My water is disappearing alarmingly fast. A Troopy approaches so I wave my water bottle around and a young French couple take the hint, stop and fill my water bottles, hand me a mandarin and a packet of chocolate wafer biscuits. No way anything with chocolate is going to survive long so I eat the entire packet in one glorious binge of sweet delight. Five hundred and fifty calories later I realise I have eaten lunch. Thanks guys.
After the 500 meter mark the terrain flattens somewhat and the road improves dramatically. I make good time arriving at the Kalumburu turn-off mid-afternoon, 73 kilometres done. I guess the Gibb’s “first bit” is now over and I’m onto the second bit.
Parking in the shade of the information board, I unpack and assemble my Helinox Groundchair and take a breather. A couple in a Landcruiser hand me two 600 ml bottles of cool water and a hard-boiled egg, for which I am very grateful.
I’ve still 110 kilometres to the Mount Barnett Roadhouse and I’ve a little over ten litres of water.
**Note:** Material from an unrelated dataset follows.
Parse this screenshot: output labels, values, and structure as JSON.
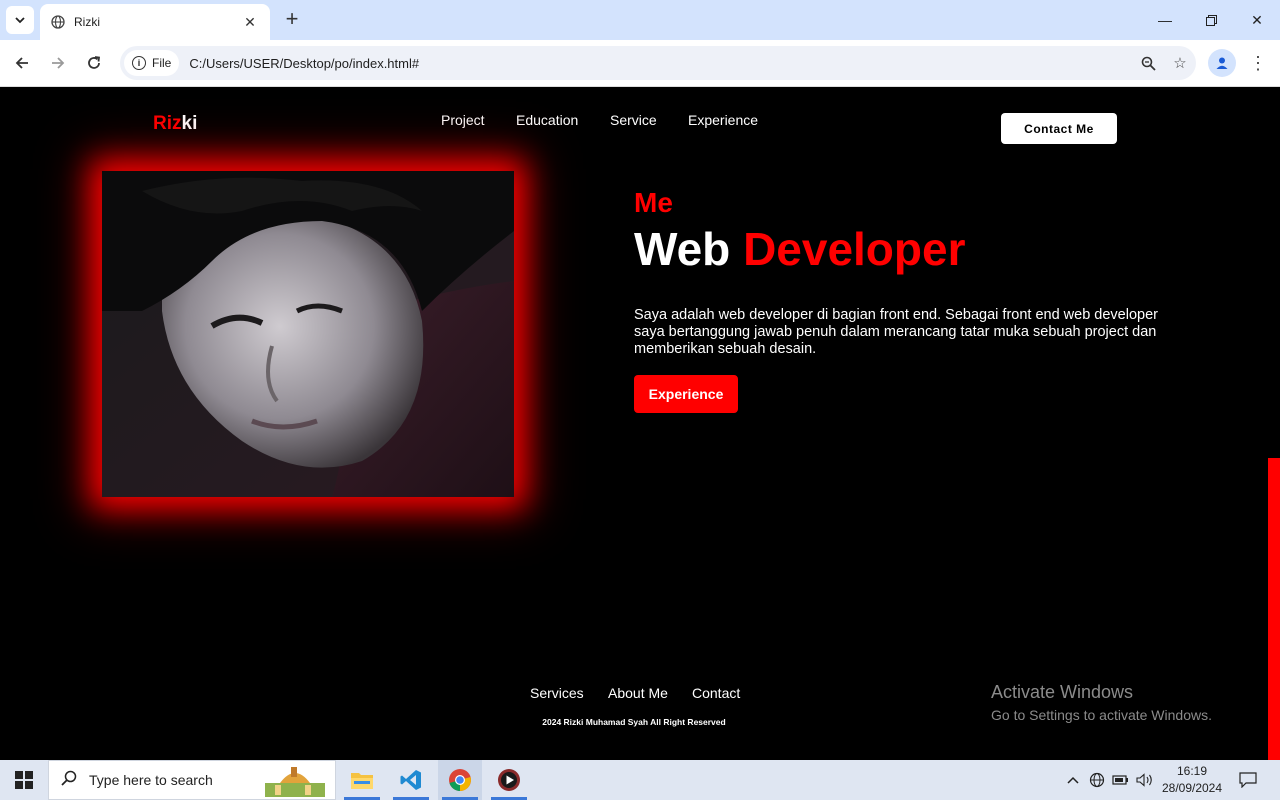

I realise I’m water stressed and wonder what to do to ensure I don’t have any hydration problems the next day. If the track remains good I should be OK, like the last couple of hours. If the track is like the last three days I’ll be consuming a lot of water over a good day and a half’s ride.
I ask everyone who pulls in about whether the Gibb River which lies two kilometres to the north has any water in it. Few even noticed and those that did suggest its scungy and stagnant. I am armed with a Platypus and may not have the option about being fussy. Should I make the effort to reduce my water-stress or gamble on road-condition and distance?
A Kimberley Spirit off-road tourist bus arrives and the drivers asks me if I need any water. I don’t bother looking for the Hand of God, She’s always that bit faster than I and I am really grateful. I refill my Sea to Summit bladder and any empty water bottles and now have sixteen litres for 110 kilometres. I am sorted and my stress disappears. Truly thanks Mate.
There are signs everywhere telling me I cannot camp here. I am going to camp here anyway and are considering when I should emerge from the wonderful shade of the information board when I’m confronted by a Troopy veering off the road from Kalumburu heading straight towards me accompanied by loud barely legible hollers. After a moment’s confusion I recognise Rod’s 4WD.
Swiftly he decides to join me and we set up camp right under the ‘No Camping’ sign. Whilst he’s out sourcing some wood for a fire two carloads of young men turn up, urinate out the beer they’ve been drinking whilst continuing to drink more. I ask if I can buy a couple of beers but they give them to me instead. Rod is extremely grateful. As am I.
He decided against a solo effort along the Carson River Road based on feedback he received at Home Valley. Which explains why he is so early coming down from Kalumburu. He’d indulged well his passion for fresh wild oysters which are abundant on the rocks around Honeymoon Bay.
A late-middle-aged couple turn up in their dual-cab Hilux and ask us about the road to Kalumburu. Rod convinces them that although rough with due care they’ll have no problem and they head off.
Rod cooks up two wondrous chicken-bacon-something else briskets whilst I supply the pasta and dinner is absolutely fantastic. Rod plies me with chilled isotonic drinks.
Great evening. Next time we meet is likely to be in Broome where I hope to join him and Craig on a trip to Cape Leveque, which lies 215 kilometres north of Broome.
We hit the sack early, both of us tired from our respective day’s travel.
Kalumburu Turn-Off, with Rod & Bailey, 07 September 2016